Task prompt:
Go through the entries below and copy each line containing the word "this".

Material shown:
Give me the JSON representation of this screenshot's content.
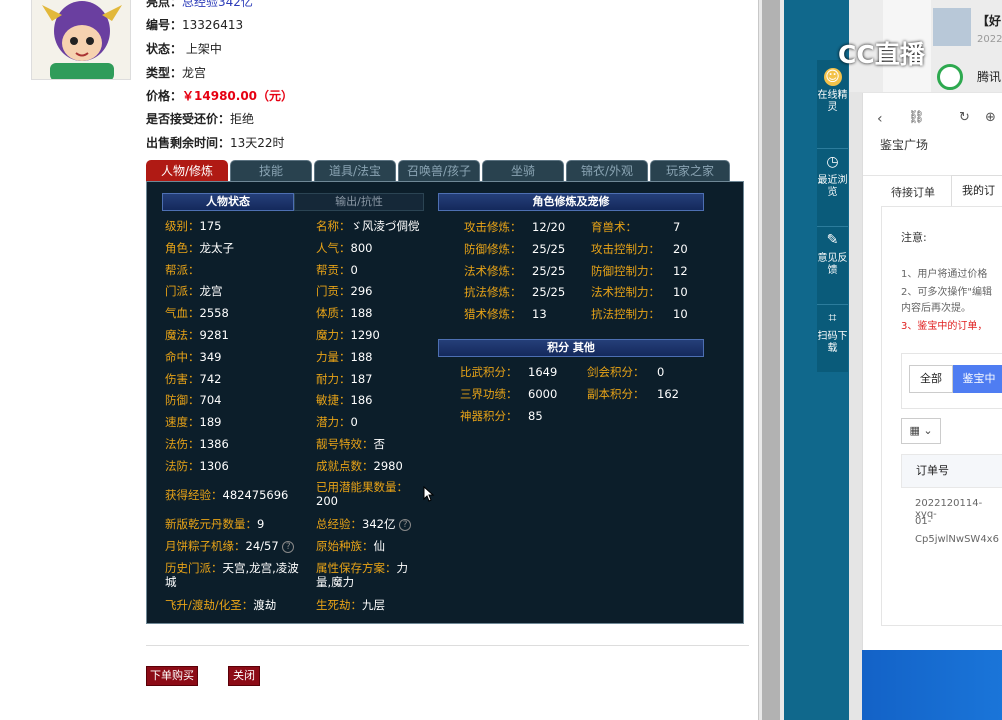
{
  "char": {
    "title_frag": "总经验342亿",
    "id_label": "编号：",
    "id": "13326413",
    "status_label": "状态：",
    "status": "上架中",
    "type_label": "类型：",
    "type": "龙宫",
    "price_label": "价格：",
    "price": "￥14980.00（元）",
    "bargain_label": "是否接受还价：",
    "bargain": "拒绝",
    "remain_label": "出售剩余时间：",
    "remain": "13天22时"
  },
  "tabs": [
    "人物/修炼",
    "技能",
    "道具/法宝",
    "召唤兽/孩子",
    "坐骑",
    "锦衣/外观",
    "玩家之家"
  ],
  "panel": {
    "state_header": "人物状态",
    "sub_a": "输出/抗性",
    "cultivate_header": "角色修炼及宠修",
    "score_header": "积分 其他",
    "col1": [
      [
        "级别：",
        "175"
      ],
      [
        "角色：",
        "龙太子"
      ],
      [
        "帮派：",
        ""
      ],
      [
        "门派：",
        "龙宫"
      ],
      [
        "气血：",
        "2558"
      ],
      [
        "魔法：",
        "9281"
      ],
      [
        "命中：",
        "349"
      ],
      [
        "伤害：",
        "742"
      ],
      [
        "防御：",
        "704"
      ],
      [
        "速度：",
        "189"
      ],
      [
        "法伤：",
        "1386"
      ],
      [
        "法防：",
        "1306"
      ]
    ],
    "col2": [
      [
        "名称：",
        "ゞ风淩づ倜傥"
      ],
      [
        "人气：",
        "800"
      ],
      [
        "帮贡：",
        "0"
      ],
      [
        "门贡：",
        "296"
      ],
      [
        "体质：",
        "188"
      ],
      [
        "魔力：",
        "1290"
      ],
      [
        "力量：",
        "188"
      ],
      [
        "耐力：",
        "187"
      ],
      [
        "敏捷：",
        "186"
      ],
      [
        "潜力：",
        "0"
      ],
      [
        "靓号特效：",
        "否"
      ],
      [
        "成就点数：",
        "2980"
      ]
    ],
    "exp_label": "获得经验：",
    "exp": "482475696",
    "potion_label": "已用潜能果数量：",
    "potion": "200",
    "qiankun_label": "新版乾元丹数量：",
    "qiankun": "9",
    "total_exp_label": "总经验：",
    "total_exp": "342亿",
    "zongzi_label": "月饼粽子机缘：",
    "zongzi": "24/57",
    "race_label": "原始种族：",
    "race": "仙",
    "history_label": "历史门派：",
    "history": "天宫,龙宫,凌波城",
    "attr_label": "属性保存方案：",
    "attr": "力量,魔力",
    "fly_label": "飞升/渡劫/化圣：",
    "fly": "渡劫",
    "life_label": "生死劫：",
    "life": "九层",
    "cult": [
      [
        "攻击修炼：",
        "12/20"
      ],
      [
        "防御修炼：",
        "25/25"
      ],
      [
        "法术修炼：",
        "25/25"
      ],
      [
        "抗法修炼：",
        "25/25"
      ],
      [
        "猎术修炼：",
        "13"
      ]
    ],
    "pet": [
      [
        "育兽术：",
        "7"
      ],
      [
        "攻击控制力：",
        "20"
      ],
      [
        "防御控制力：",
        "12"
      ],
      [
        "法术控制力：",
        "10"
      ],
      [
        "抗法控制力：",
        "10"
      ]
    ],
    "score": [
      [
        "比武积分：",
        "1649"
      ],
      [
        "三界功绩：",
        "6000"
      ],
      [
        "神器积分：",
        "85"
      ]
    ],
    "score2": [
      [
        "剑会积分：",
        "0"
      ],
      [
        "副本积分：",
        "162"
      ]
    ]
  },
  "buttons": {
    "buy": "下单购买",
    "close": "关闭"
  },
  "dock": [
    {
      "label": "在线精灵",
      "icon": "avatar-icon"
    },
    {
      "label": "最近浏览",
      "icon": "clock-icon"
    },
    {
      "label": "意见反馈",
      "icon": "edit-icon"
    },
    {
      "label": "扫码下载",
      "icon": "scan-icon"
    }
  ],
  "right": {
    "cc_logo": "CC直播",
    "title_frag": "【好",
    "date_frag": "2022",
    "tencent": "腾讯",
    "page_title": "鉴宝广场",
    "tab_pending": "待接订单",
    "tab_mine": "我的订",
    "notice": "注意:",
    "n1": "1、用户将通过价格",
    "n2": "2、可多次操作\"编辑",
    "n2b": "内容后再次提。",
    "n3": "3、鉴宝中的订单，",
    "filter_all": "全部",
    "filter_active": "鉴宝中",
    "col_order": "订单号",
    "order1": "2022120114-xyq-",
    "order2": "01-",
    "order3": "Cp5jwlNwSW4x6"
  }
}
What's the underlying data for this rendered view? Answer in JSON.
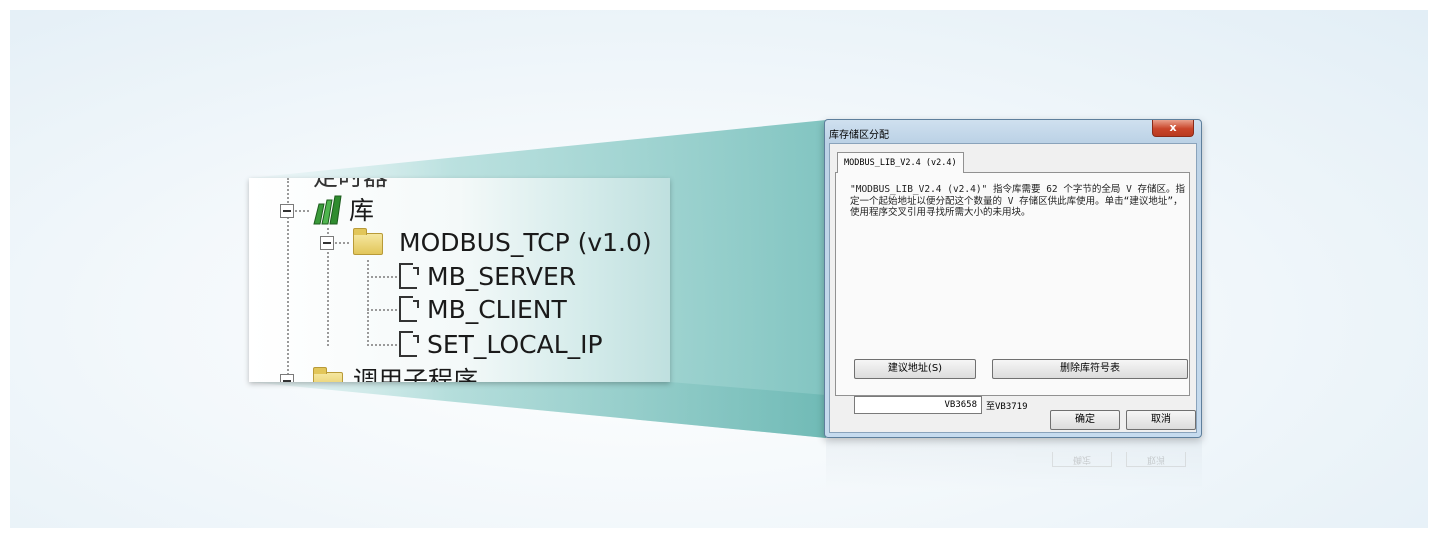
{
  "tree": {
    "top_partial_label": "定时器",
    "library_label": "库",
    "folder_label": "MODBUS_TCP (v1.0)",
    "items": [
      "MB_SERVER",
      "MB_CLIENT",
      "SET_LOCAL_IP"
    ],
    "bottom_partial_label": "调用子程序"
  },
  "dialog": {
    "title": "库存储区分配",
    "close_label": "x",
    "tab_label": "MODBUS_LIB_V2.4 (v2.4)",
    "description": "\"MODBUS_LIB_V2.4 (v2.4)\" 指令库需要 62 个字节的全局 V 存储区。指定一个起始地址以便分配这个数量的 V 存储区供此库使用。单击“建议地址”，使用程序交叉引用寻找所需大小的未用块。",
    "suggest_button": "建议地址(S)",
    "delete_button": "删除库符号表",
    "start_address": "VB3658",
    "end_address": "至VB3719",
    "ok_button": "确定",
    "cancel_button": "取消"
  },
  "colors": {
    "beam": "#8cc9c6",
    "dialog_frame": "#bcd2e6",
    "close_button": "#c9452a"
  }
}
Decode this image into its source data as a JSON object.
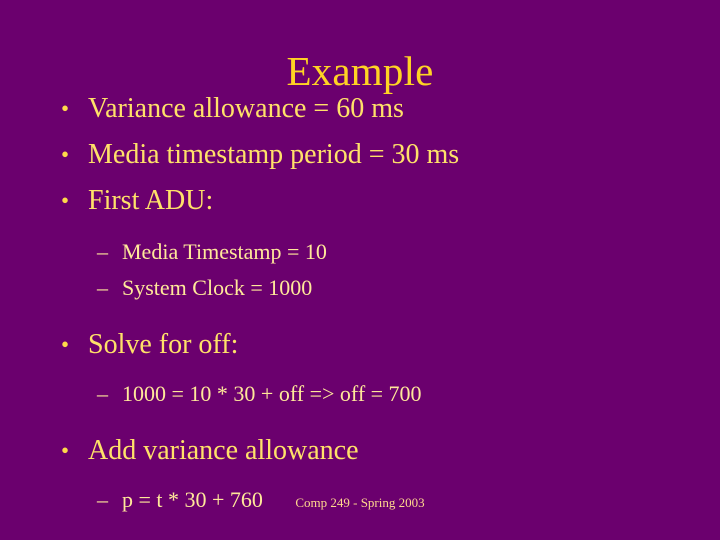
{
  "slide": {
    "title": "Example",
    "background_color": "#6b006e",
    "title_color": "#ffd324",
    "body_color": "#ffe169",
    "sub_color": "#ffe89a",
    "footer_color": "#ffd98e",
    "bullet_marker": "•",
    "dash_marker": "–",
    "content": [
      {
        "level": 1,
        "text": "Variance allowance = 60 ms"
      },
      {
        "level": 1,
        "text": "Media timestamp period = 30 ms"
      },
      {
        "level": 1,
        "text": "First ADU:"
      },
      {
        "level": 2,
        "text": "Media Timestamp = 10"
      },
      {
        "level": 2,
        "text": "System Clock = 1000"
      },
      {
        "level": 1,
        "text": "Solve for off:"
      },
      {
        "level": 2,
        "text": "1000 = 10 * 30 + off  =>  off = 700"
      },
      {
        "level": 1,
        "text": "Add variance allowance"
      },
      {
        "level": 2,
        "text": "p = t * 30 + 760"
      }
    ],
    "footer": "Comp 249 - Spring 2003"
  }
}
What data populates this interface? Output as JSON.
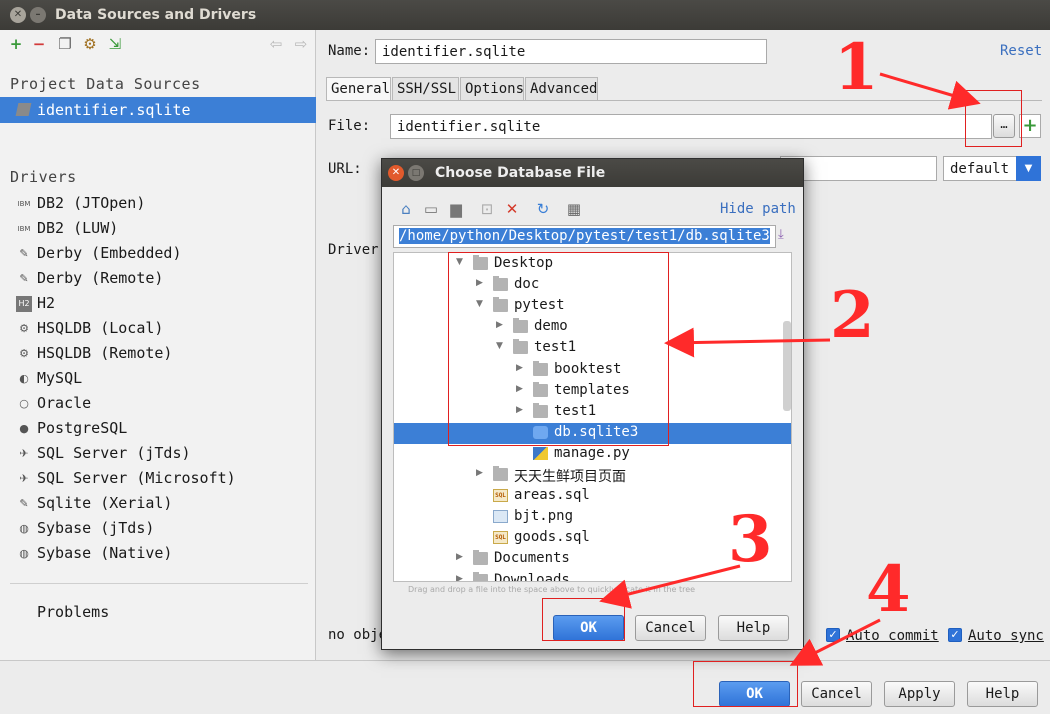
{
  "window": {
    "title": "Data Sources and Drivers"
  },
  "left": {
    "project_heading": "Project Data Sources",
    "data_source": "identifier.sqlite",
    "drivers_heading": "Drivers",
    "drivers": [
      {
        "label": "DB2 (JTOpen)",
        "icon": "IBM"
      },
      {
        "label": "DB2 (LUW)",
        "icon": "IBM"
      },
      {
        "label": "Derby (Embedded)",
        "icon": "feather"
      },
      {
        "label": "Derby (Remote)",
        "icon": "feather"
      },
      {
        "label": "H2",
        "icon": "H2"
      },
      {
        "label": "HSQLDB (Local)",
        "icon": "gear"
      },
      {
        "label": "HSQLDB (Remote)",
        "icon": "gear"
      },
      {
        "label": "MySQL",
        "icon": "dolphin"
      },
      {
        "label": "Oracle",
        "icon": "ring"
      },
      {
        "label": "PostgreSQL",
        "icon": "elephant"
      },
      {
        "label": "SQL Server (jTds)",
        "icon": "sqlserver"
      },
      {
        "label": "SQL Server (Microsoft)",
        "icon": "sqlserver"
      },
      {
        "label": "Sqlite (Xerial)",
        "icon": "feather"
      },
      {
        "label": "Sybase (jTds)",
        "icon": "sybase"
      },
      {
        "label": "Sybase (Native)",
        "icon": "sybase"
      }
    ],
    "problems": "Problems"
  },
  "right": {
    "name_label": "Name:",
    "name_value": "identifier.sqlite",
    "reset": "Reset",
    "tabs": [
      "General",
      "SSH/SSL",
      "Options",
      "Advanced"
    ],
    "file_label": "File:",
    "file_value": "identifier.sqlite",
    "url_label": "URL:",
    "url_mode": "default",
    "driver_label": "Driver",
    "no_obj": "no obje",
    "auto_commit": "Auto commit",
    "auto_sync": "Auto sync"
  },
  "dialog": {
    "title": "Choose Database File",
    "hide_path": "Hide path",
    "path": "/home/python/Desktop/pytest/test1/db.sqlite3",
    "hint": "Drag and drop a file into the space above to quickly locate it in the tree",
    "tree": [
      {
        "label": "Desktop",
        "depth": 0,
        "arrow": "down",
        "kind": "folder"
      },
      {
        "label": "doc",
        "depth": 1,
        "arrow": "right",
        "kind": "folder"
      },
      {
        "label": "pytest",
        "depth": 1,
        "arrow": "down",
        "kind": "folder"
      },
      {
        "label": "demo",
        "depth": 2,
        "arrow": "right",
        "kind": "folder"
      },
      {
        "label": "test1",
        "depth": 2,
        "arrow": "down",
        "kind": "folder"
      },
      {
        "label": "booktest",
        "depth": 3,
        "arrow": "right",
        "kind": "folder"
      },
      {
        "label": "templates",
        "depth": 3,
        "arrow": "right",
        "kind": "folder"
      },
      {
        "label": "test1",
        "depth": 3,
        "arrow": "right",
        "kind": "folder"
      },
      {
        "label": "db.sqlite3",
        "depth": 3,
        "arrow": "",
        "kind": "db",
        "selected": true
      },
      {
        "label": "manage.py",
        "depth": 3,
        "arrow": "",
        "kind": "py"
      },
      {
        "label": "天天生鲜项目页面",
        "depth": 1,
        "arrow": "right",
        "kind": "folder"
      },
      {
        "label": "areas.sql",
        "depth": 1,
        "arrow": "",
        "kind": "sql"
      },
      {
        "label": "bjt.png",
        "depth": 1,
        "arrow": "",
        "kind": "png"
      },
      {
        "label": "goods.sql",
        "depth": 1,
        "arrow": "",
        "kind": "sql"
      },
      {
        "label": "Documents",
        "depth": 0,
        "arrow": "right",
        "kind": "folder"
      },
      {
        "label": "Downloads",
        "depth": 0,
        "arrow": "right",
        "kind": "folder"
      }
    ],
    "ok": "OK",
    "cancel": "Cancel",
    "help": "Help"
  },
  "footer": {
    "ok": "OK",
    "cancel": "Cancel",
    "apply": "Apply",
    "help": "Help"
  },
  "annotations": [
    "1",
    "2",
    "3",
    "4"
  ],
  "colors": {
    "selection": "#3c7fd6",
    "annotation": "#ff2a2a",
    "add": "#3a9a3a"
  }
}
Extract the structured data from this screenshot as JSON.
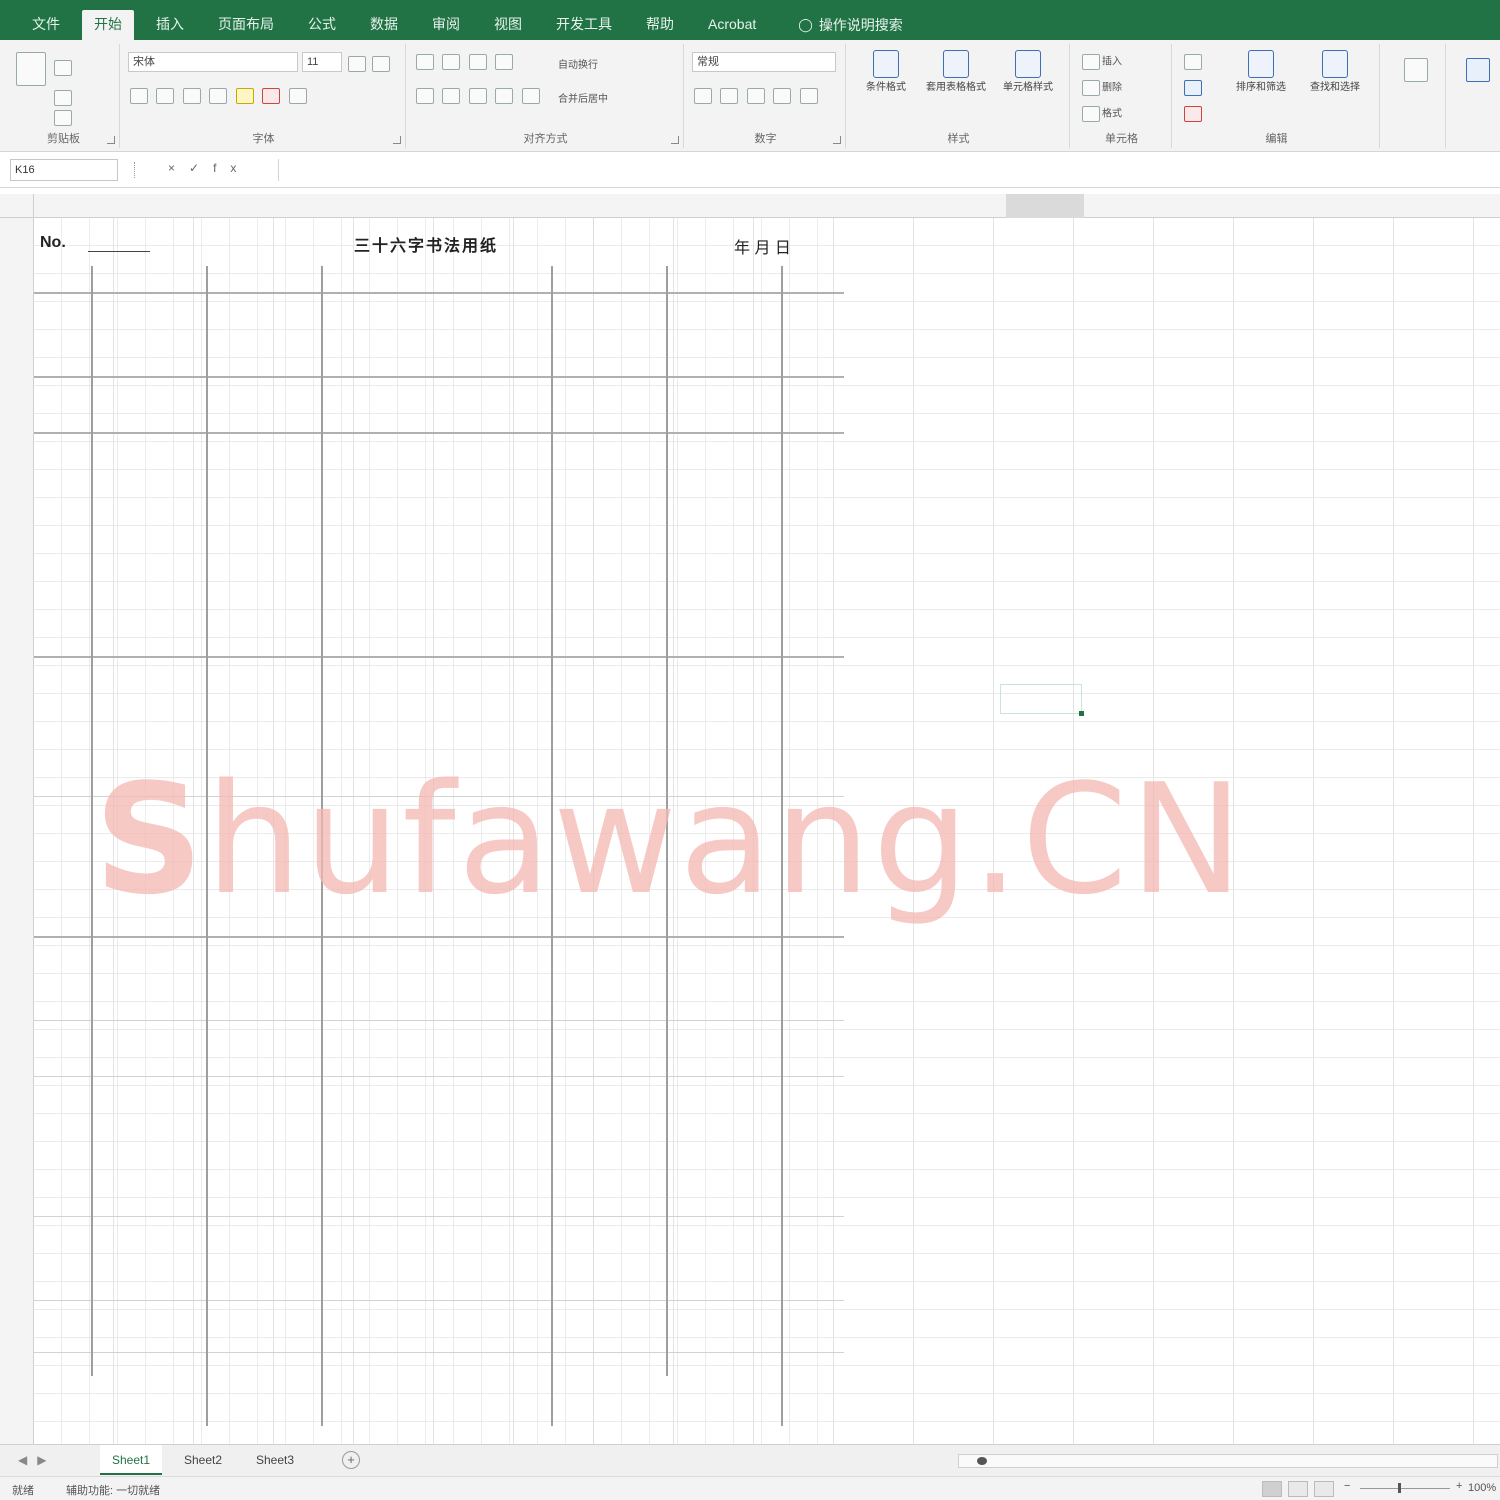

Solution below:
Give me the JSON representation of this screenshot's content.
What's the underlying data for this rendered view? Answer in JSON.
Decode this image into its source data as a JSON object.
What data populates this interface? Output as JSON.
Extract the structured data from this screenshot as JSON.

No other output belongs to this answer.